BEGIN Task inputs

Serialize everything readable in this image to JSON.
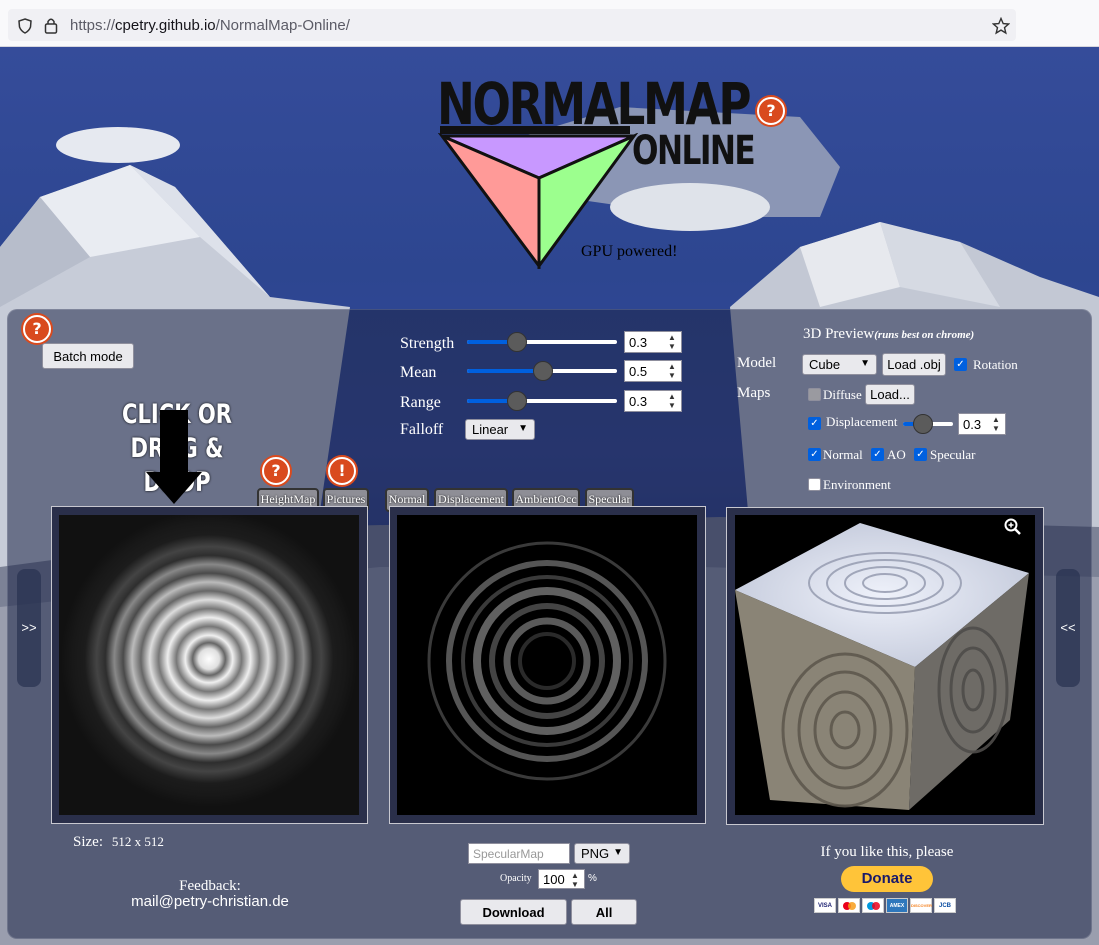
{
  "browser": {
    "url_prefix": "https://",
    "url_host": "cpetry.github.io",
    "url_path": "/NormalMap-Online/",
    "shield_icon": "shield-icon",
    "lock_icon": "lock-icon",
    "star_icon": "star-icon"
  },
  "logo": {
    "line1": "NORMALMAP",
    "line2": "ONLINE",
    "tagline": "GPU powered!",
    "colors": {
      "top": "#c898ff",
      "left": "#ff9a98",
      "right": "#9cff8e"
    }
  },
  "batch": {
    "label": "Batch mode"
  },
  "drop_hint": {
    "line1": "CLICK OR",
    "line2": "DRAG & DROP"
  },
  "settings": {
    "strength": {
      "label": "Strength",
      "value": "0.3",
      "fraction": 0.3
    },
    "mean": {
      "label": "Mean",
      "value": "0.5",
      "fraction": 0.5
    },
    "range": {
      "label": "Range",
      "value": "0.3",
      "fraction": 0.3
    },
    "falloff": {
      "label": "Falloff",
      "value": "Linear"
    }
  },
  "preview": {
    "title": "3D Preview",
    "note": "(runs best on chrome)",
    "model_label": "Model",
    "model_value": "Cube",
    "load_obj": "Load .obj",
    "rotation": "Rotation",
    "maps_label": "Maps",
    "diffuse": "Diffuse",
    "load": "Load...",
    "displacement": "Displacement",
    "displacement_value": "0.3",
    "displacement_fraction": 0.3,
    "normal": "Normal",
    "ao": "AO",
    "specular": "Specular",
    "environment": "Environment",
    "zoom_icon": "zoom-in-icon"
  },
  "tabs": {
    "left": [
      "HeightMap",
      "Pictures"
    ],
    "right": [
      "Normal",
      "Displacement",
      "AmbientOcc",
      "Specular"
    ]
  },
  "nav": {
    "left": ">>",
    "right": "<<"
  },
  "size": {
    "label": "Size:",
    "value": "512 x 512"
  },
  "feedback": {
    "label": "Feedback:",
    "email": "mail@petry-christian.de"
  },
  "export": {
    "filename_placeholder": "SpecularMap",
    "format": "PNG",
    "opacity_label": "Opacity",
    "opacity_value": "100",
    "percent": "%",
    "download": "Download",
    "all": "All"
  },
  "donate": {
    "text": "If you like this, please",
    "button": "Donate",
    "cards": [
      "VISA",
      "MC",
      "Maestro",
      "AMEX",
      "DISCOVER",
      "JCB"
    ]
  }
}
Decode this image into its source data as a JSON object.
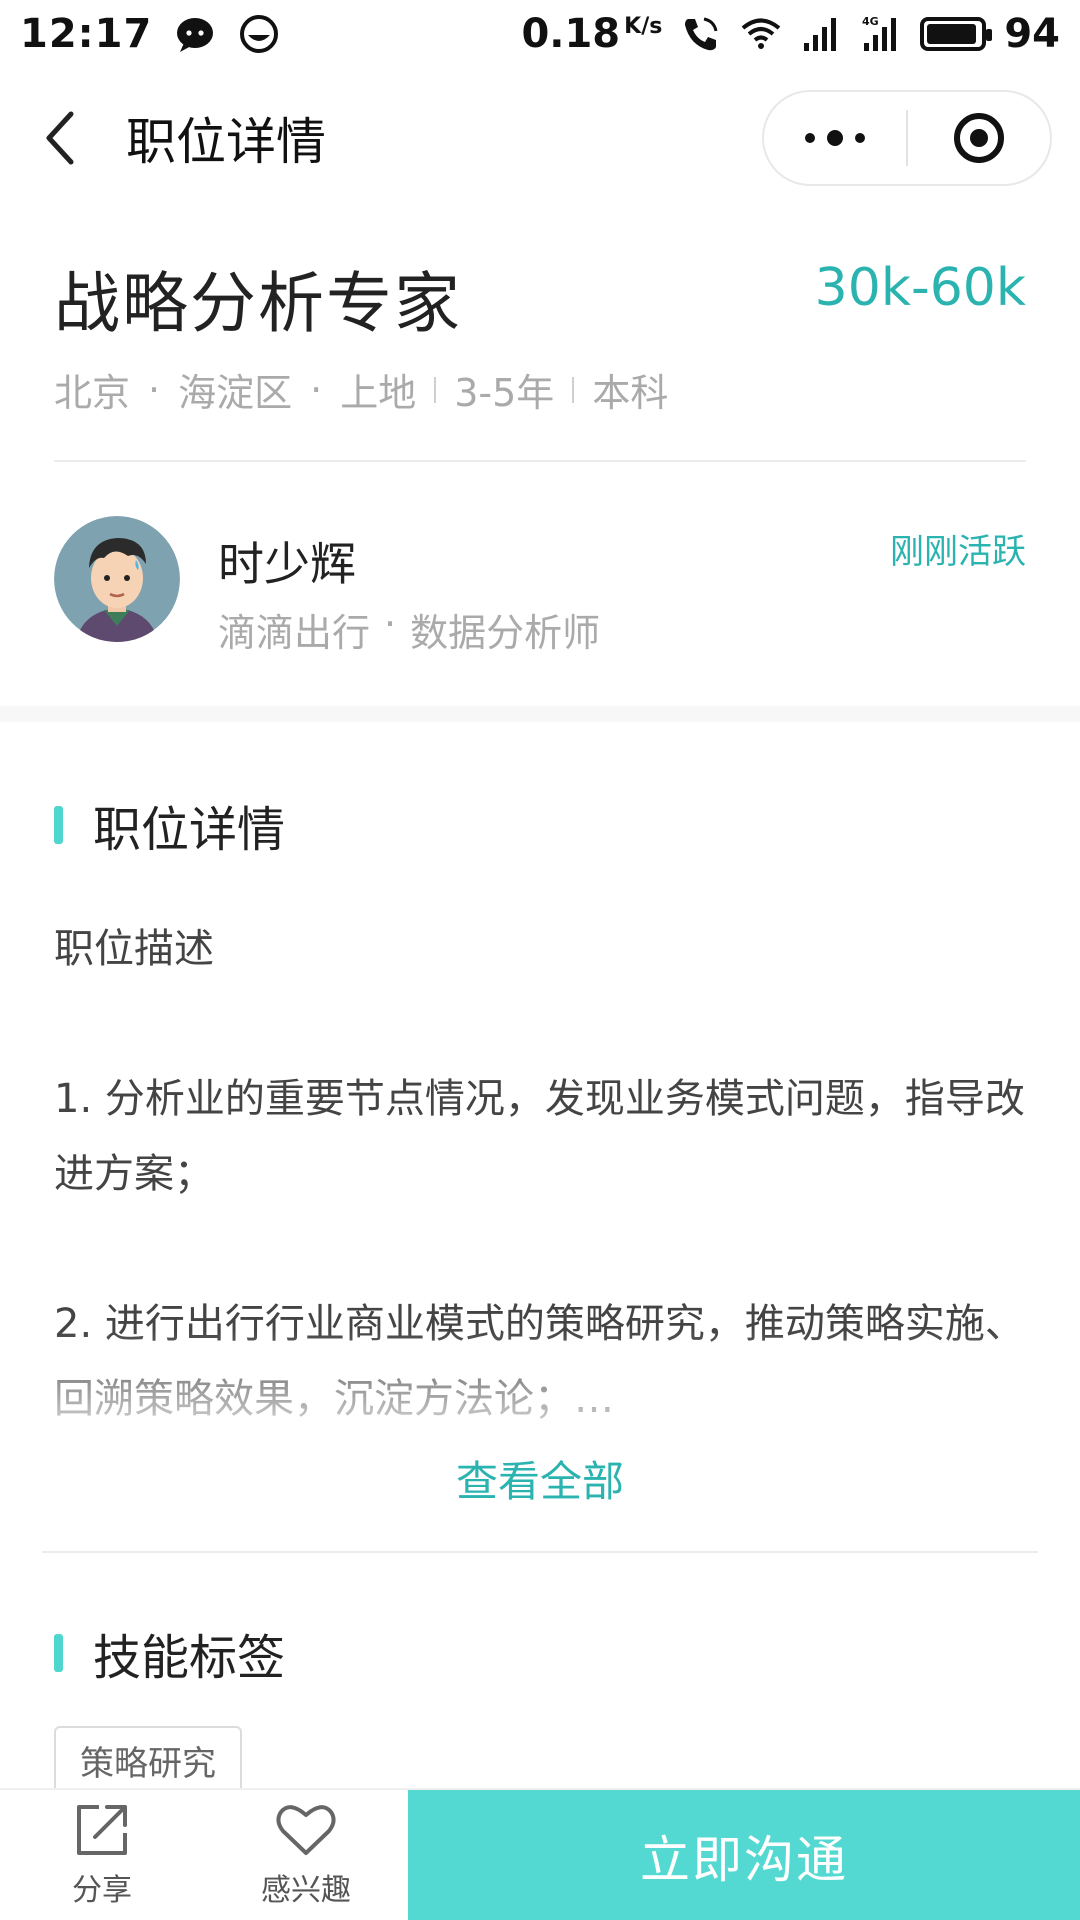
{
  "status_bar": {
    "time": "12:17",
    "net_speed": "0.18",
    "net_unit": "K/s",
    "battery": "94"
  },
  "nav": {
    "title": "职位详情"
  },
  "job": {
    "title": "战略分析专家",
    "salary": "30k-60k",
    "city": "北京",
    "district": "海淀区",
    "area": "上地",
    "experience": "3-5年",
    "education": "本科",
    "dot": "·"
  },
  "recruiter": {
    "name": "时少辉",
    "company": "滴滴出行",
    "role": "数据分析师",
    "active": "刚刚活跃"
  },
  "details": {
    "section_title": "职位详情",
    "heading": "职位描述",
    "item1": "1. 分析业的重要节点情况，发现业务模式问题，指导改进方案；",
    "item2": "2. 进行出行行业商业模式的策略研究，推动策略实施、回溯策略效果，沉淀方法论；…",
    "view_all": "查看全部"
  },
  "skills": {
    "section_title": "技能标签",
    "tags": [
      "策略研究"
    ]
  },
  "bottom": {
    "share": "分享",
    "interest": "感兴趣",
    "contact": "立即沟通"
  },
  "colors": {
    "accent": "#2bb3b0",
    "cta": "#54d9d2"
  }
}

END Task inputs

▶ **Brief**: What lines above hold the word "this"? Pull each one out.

▶ **Answer space**:
Serialize everything readable in this image to JSON.
    "text": "If you like this, please",
Decode this image into its source data as a JSON object.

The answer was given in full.